Together the county and cities appointed five members: realtor Zach Smith, policy wonk Shawn Hill of Valley Advocates for Responsible Development, Victor and Driggs Urban Renewal Agency administrator Erin Gaffney, Grand Targhee property manager Kristie Eggebroten, and retired civil engineer Carol Barker. At its first meeting the group quickly decided to appoint Barker as the chair because she also served with the technical advisory group. It was also an easy call to appoint Self as the secretary.
The commissioners seemed eager to tackle the strategies laid out in the plan; each volunteered to take on a task or two and report back to the group with their findings.
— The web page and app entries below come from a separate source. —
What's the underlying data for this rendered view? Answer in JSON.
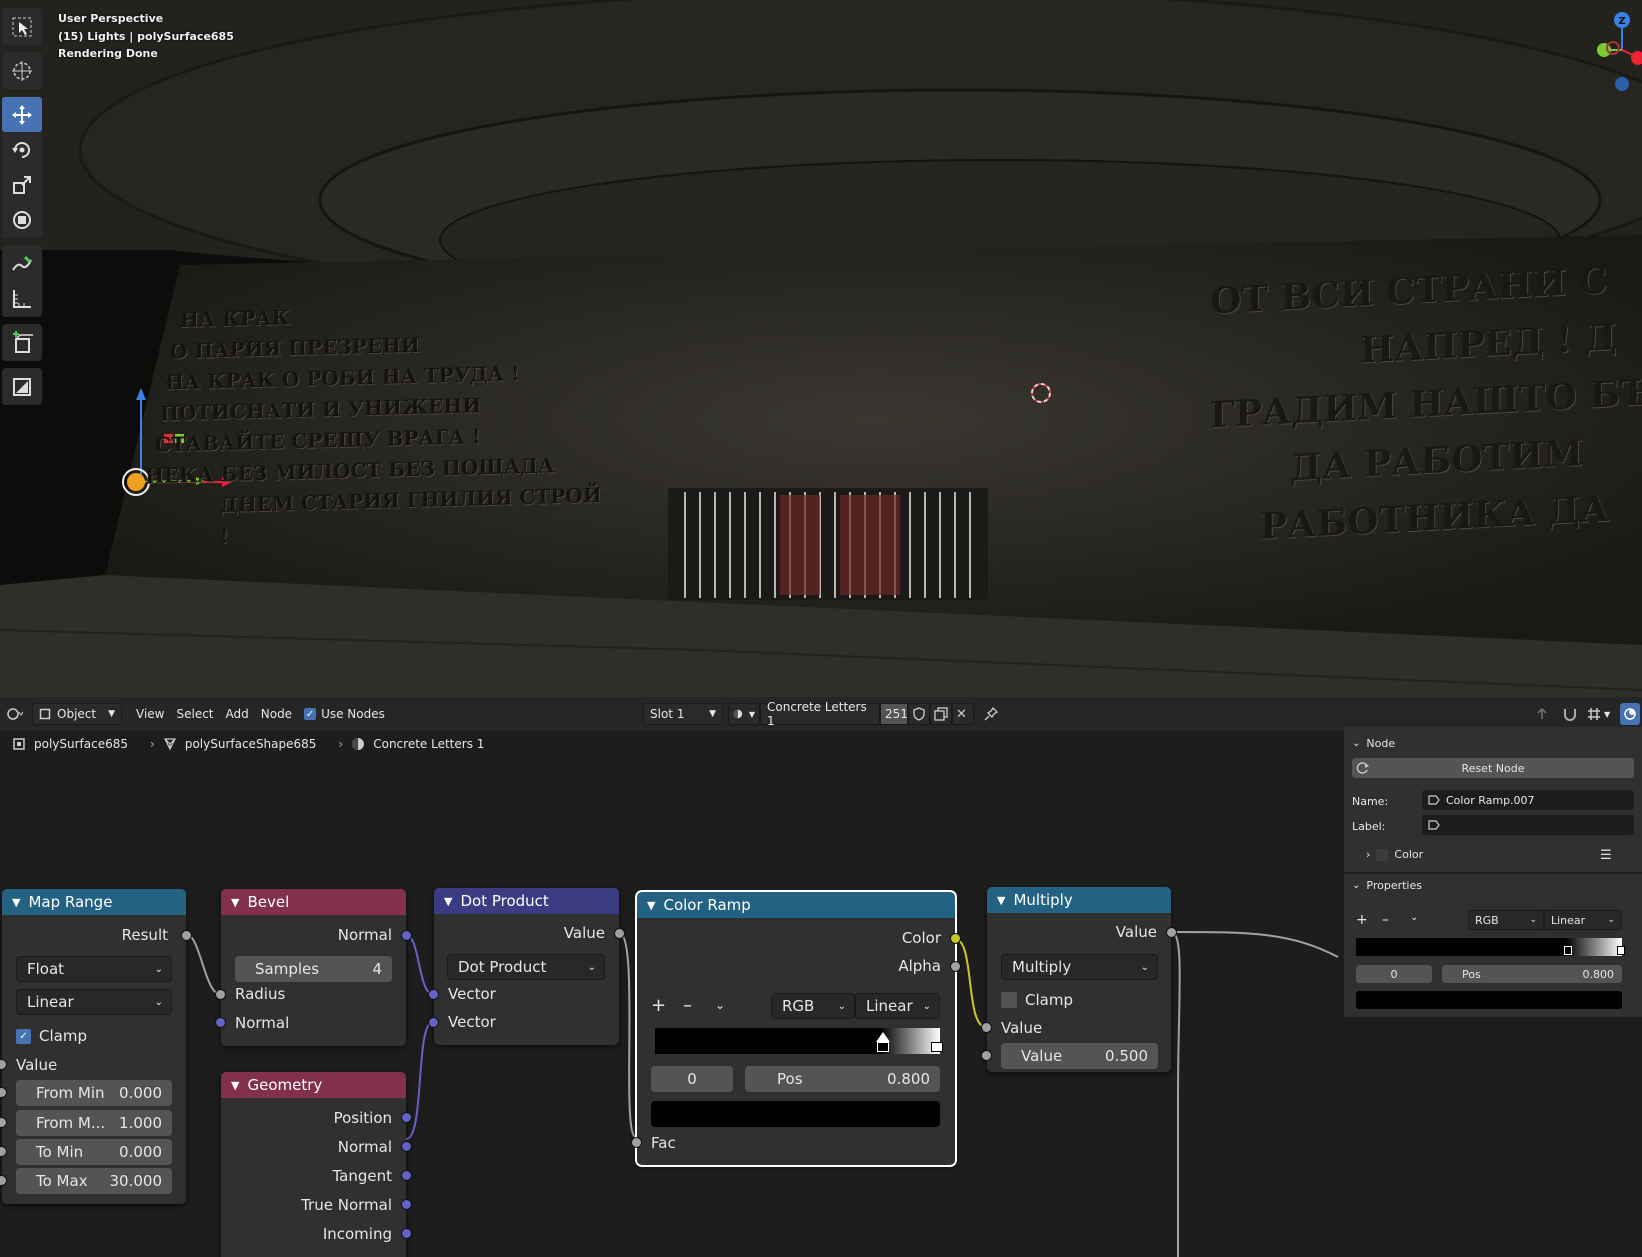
{
  "viewport": {
    "hud": {
      "line1": "User Perspective",
      "line2": "(15) Lights | polySurface685",
      "line3": "Rendering Done"
    },
    "gizmo": {
      "z_axis_label": "Z"
    },
    "scene_text_left": [
      "НА КРАК",
      "О ПАРИЯ ПРЕЗРЕНИ",
      "НА КРАК О РОБИ НА ТРУДА !",
      "ПОТИСНАТИ И УНИЖЕНИ",
      "СТАВАЙТЕ СРЕЩУ ВРАГА !",
      "НЕКА БЕЗ МИЛОСТ БЕЗ ПОЩАДА",
      "ДНЕМ СТАРИЯ ГНИЛИЯ СТРОЙ !"
    ],
    "scene_text_right": [
      "ОТ ВСИ СТРАНИ С",
      "НАПРЕД ! Д",
      "ГРАДИМ НАШТО БЪ",
      "ДА РАБОТИМ",
      "РАБОТНИКА ДА"
    ]
  },
  "header": {
    "mode": "Object",
    "menus": [
      "View",
      "Select",
      "Add",
      "Node"
    ],
    "use_nodes_label": "Use Nodes",
    "slot": "Slot 1",
    "material": "Concrete Letters 1",
    "users": "251"
  },
  "breadcrumb": {
    "object": "polySurface685",
    "mesh": "polySurfaceShape685",
    "material": "Concrete Letters 1"
  },
  "nodes": {
    "map_range": {
      "title": "Map Range",
      "result": "Result",
      "data_type": "Float",
      "interp": "Linear",
      "clamp": "Clamp",
      "value": "Value",
      "fields": [
        {
          "label": "From Min",
          "value": "0.000"
        },
        {
          "label": "From M...",
          "value": "1.000"
        },
        {
          "label": "To Min",
          "value": "0.000"
        },
        {
          "label": "To Max",
          "value": "30.000"
        }
      ]
    },
    "bevel": {
      "title": "Bevel",
      "out_normal": "Normal",
      "samples_label": "Samples",
      "samples_value": "4",
      "radius": "Radius",
      "in_normal": "Normal"
    },
    "geometry": {
      "title": "Geometry",
      "outputs": [
        "Position",
        "Normal",
        "Tangent",
        "True Normal",
        "Incoming"
      ]
    },
    "dot_product": {
      "title": "Dot Product",
      "value": "Value",
      "op": "Dot Product",
      "vec1": "Vector",
      "vec2": "Vector"
    },
    "color_ramp": {
      "title": "Color Ramp",
      "color": "Color",
      "alpha": "Alpha",
      "mode": "RGB",
      "interp": "Linear",
      "index": "0",
      "pos_label": "Pos",
      "pos_value": "0.800",
      "fac": "Fac"
    },
    "multiply": {
      "title": "Multiply",
      "value_out": "Value",
      "op": "Multiply",
      "clamp": "Clamp",
      "value_in": "Value",
      "field_label": "Value",
      "field_value": "0.500"
    }
  },
  "side_panel": {
    "node_section": "Node",
    "reset": "Reset Node",
    "name_label": "Name:",
    "name_value": "Color Ramp.007",
    "label_label": "Label:",
    "color_sub": "Color",
    "properties_section": "Properties",
    "mode": "RGB",
    "interp": "Linear",
    "index": "0",
    "pos_label": "Pos",
    "pos_value": "0.800"
  },
  "colors": {
    "accent": "#4772b3",
    "map_range_header": "#246283",
    "bevel_header": "#83314a",
    "geometry_header": "#83314a",
    "dot_product_header": "#3c3c83",
    "color_ramp_header": "#246283",
    "multiply_header": "#246283",
    "socket_float": "#a1a1a1",
    "socket_vector": "#6363c7",
    "socket_color": "#c7c729"
  }
}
By far the lowest hanging fruit, the group agreed, is the Gemstone Subdivision located in southeast Driggs. The city first approved the 170-lot, 55-acre subdivision in 1995. The Karl M. Johnson Foundation of Jackson, which owns the land, has been a philanthropic force on both sides of the Tetons, often awarding scholarships and funding local Boy Scout troops as well as providing affordable housing. Most recently the foundation donated land in Victor to the city so that the school district could build the new Victor Elementary School there. The foundation also still operates the trailer park on East Center Street, as well as a second large lot adjacent to the school that is zoned for multi-family units.
The Gemstone neighborhood was envisioned as an affordable housing resource where tenants could rent lots for $125/month and build houses. Some of the residents there have since purchased their lots from the foundation, but right now sales and leases on the vacant lots are on hold.
“They’re paying taxes on all those properties,” Self told the commissioners. He noted that the foundation is eligible for property tax exemption because of its nonprofit status but that the organization’s directors don’t have the time to pursue it. “They don’t know what to do with them and they don’t have the time to decide what to do. We have to bring a proposal to them.”
The housing authority could apply for exemption for the foundation and use that as a carrot in leading the conversation toward development there, the commissioners agreed. Teton Habitat for Humanity considers Teton Valley as part of its service region and Gemstone would be the ideal place for a Habitat project.
Some other strategies included encouraging and incentivizing current homeowners to build accessory dwelling units like garage apartments; helping educate tenants and landlords about the Community Resource Center’s first/last/deposit loan program; establishing a real estate pre-listing for local buyers who don’t have the time and resources to compete with investment buyers in the fast-moving market; and pursuing information about the residential and commercial housing mitigation fees collected in Alta.
Even tangling with Wyoming might be on the slate. Hill suggested that stakeholders in Teton Valley might need to testify before the Wyoming legislature to support Jackson’s ability to collect housing mitigation fees from developers.
“We need to tell Wyoming, ‘You’ve gotta let Jackson take care of its own [housing problems] because if you don’t, that puts the burden on us,’” Hill said. “I struggle with the subsidizing of commuters. Ideally you want employees to live in the community where they work.”
Barker pointed out that it’s important that the community understand who is the top priority for affordable housing; the commissioners decided they wanted to focus on employees in education, healthcare, emergency services, and other essential fields.
“Who’s our customer? It’s the people who do service jobs we can’t live without. You don’t want your second grade teacher commuting from Rexburg,” she said.
The housing authority will meet on the first Wednesday of each month at 10 a.m. at Driggs City Hall. Next month’s meeting was rescheduled to Jan. 8 so as to not conflict with the holidays. The public is welcome to attend or submit comments and ideas by emailing Self at firstname.lastname@example.org. Visit www.driggsidaho.org/housing for more information.